• [Task goal] Scan the records for the word "icon". Report each line where it occurs.
─── Stored data ───
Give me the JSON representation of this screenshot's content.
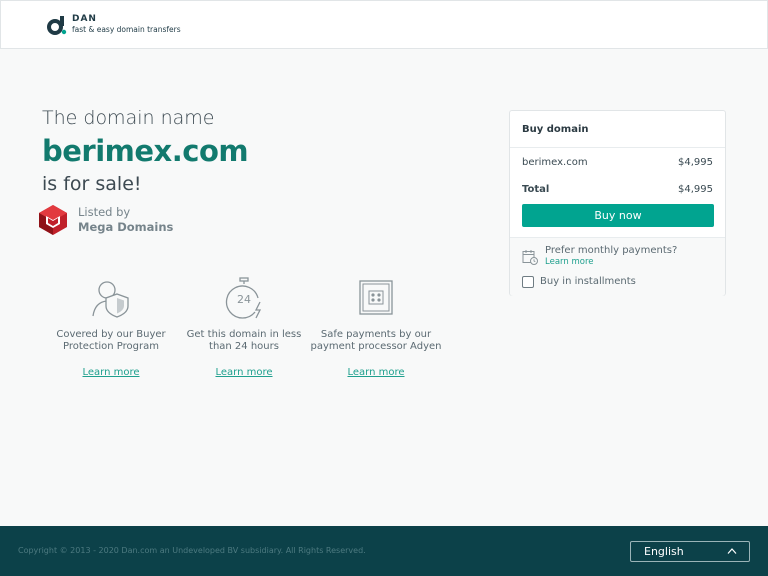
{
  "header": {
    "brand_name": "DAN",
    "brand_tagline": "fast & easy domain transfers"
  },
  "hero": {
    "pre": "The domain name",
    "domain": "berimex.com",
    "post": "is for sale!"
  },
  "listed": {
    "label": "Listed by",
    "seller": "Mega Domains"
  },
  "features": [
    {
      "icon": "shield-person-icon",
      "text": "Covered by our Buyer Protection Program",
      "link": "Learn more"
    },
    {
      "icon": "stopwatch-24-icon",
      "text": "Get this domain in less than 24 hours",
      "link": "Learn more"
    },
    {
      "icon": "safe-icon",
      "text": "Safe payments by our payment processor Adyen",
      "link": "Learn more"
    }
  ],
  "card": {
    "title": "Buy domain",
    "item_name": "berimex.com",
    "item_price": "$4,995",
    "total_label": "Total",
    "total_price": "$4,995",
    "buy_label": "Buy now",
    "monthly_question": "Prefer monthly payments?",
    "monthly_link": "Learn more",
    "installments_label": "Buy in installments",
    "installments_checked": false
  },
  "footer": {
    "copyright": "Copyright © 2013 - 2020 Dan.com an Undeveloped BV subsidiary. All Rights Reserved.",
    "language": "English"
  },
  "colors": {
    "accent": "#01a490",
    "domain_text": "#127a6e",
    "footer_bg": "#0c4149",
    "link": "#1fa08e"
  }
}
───
• [The answer]
      "icon": "shield-person-icon",
      "icon": "stopwatch-24-icon",
      "icon": "safe-icon",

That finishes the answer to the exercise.